[Records from a collection]
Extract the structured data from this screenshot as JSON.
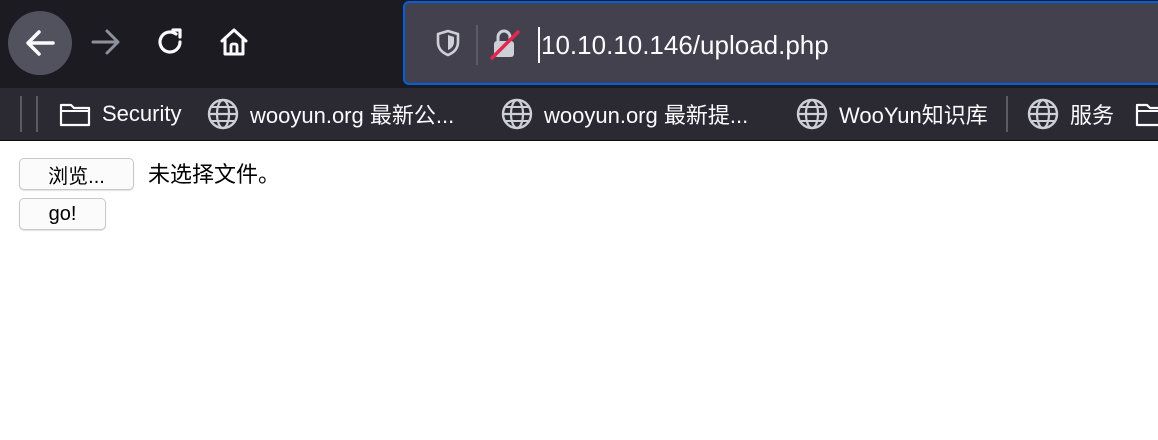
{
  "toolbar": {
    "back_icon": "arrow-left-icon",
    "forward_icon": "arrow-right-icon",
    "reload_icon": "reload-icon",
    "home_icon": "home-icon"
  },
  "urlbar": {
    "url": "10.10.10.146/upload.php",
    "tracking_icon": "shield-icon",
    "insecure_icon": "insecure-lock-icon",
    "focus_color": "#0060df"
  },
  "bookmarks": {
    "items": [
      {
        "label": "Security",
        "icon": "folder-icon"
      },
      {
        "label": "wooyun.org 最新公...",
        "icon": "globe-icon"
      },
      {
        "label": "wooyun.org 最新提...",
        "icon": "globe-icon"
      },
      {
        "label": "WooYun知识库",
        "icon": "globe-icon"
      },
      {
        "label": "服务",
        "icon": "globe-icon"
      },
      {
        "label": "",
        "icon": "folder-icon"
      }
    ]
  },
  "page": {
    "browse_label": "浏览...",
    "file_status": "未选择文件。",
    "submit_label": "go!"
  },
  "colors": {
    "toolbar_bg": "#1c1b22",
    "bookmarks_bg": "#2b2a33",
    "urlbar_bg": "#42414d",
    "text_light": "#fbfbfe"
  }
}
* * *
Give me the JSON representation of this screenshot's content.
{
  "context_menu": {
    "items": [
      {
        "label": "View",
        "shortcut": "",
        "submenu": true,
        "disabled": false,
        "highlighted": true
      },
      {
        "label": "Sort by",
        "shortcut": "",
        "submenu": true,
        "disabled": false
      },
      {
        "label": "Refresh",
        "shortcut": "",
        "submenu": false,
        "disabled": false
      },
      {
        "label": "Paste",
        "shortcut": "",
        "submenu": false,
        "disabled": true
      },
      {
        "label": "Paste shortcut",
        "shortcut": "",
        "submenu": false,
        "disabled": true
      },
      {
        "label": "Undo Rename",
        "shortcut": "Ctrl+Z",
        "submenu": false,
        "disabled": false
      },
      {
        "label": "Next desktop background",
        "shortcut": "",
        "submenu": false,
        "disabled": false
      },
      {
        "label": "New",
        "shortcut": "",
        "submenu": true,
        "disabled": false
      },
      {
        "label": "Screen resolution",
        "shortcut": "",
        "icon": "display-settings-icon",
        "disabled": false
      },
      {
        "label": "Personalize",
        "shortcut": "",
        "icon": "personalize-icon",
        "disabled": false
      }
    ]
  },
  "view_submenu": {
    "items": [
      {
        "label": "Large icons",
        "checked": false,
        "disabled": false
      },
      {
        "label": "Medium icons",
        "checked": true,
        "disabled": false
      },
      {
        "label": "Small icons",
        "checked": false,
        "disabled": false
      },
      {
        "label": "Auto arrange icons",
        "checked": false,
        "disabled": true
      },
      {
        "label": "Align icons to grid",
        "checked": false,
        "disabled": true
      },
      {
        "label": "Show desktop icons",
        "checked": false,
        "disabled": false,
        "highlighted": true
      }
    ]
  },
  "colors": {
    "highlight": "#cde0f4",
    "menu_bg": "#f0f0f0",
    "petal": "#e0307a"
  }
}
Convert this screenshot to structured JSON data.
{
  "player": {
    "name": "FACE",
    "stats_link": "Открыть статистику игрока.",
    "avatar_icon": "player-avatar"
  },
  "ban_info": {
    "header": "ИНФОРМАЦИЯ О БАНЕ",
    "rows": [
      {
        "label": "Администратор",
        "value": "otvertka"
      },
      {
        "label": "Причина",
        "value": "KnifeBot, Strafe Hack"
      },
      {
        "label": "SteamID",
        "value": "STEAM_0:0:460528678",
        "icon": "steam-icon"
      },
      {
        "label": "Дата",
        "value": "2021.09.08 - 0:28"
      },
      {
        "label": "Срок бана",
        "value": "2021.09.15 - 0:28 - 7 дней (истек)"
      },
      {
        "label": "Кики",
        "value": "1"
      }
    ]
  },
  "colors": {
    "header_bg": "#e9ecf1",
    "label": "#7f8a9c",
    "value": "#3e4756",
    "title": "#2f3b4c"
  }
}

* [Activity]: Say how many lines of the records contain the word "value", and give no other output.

* [Exercise result]: 7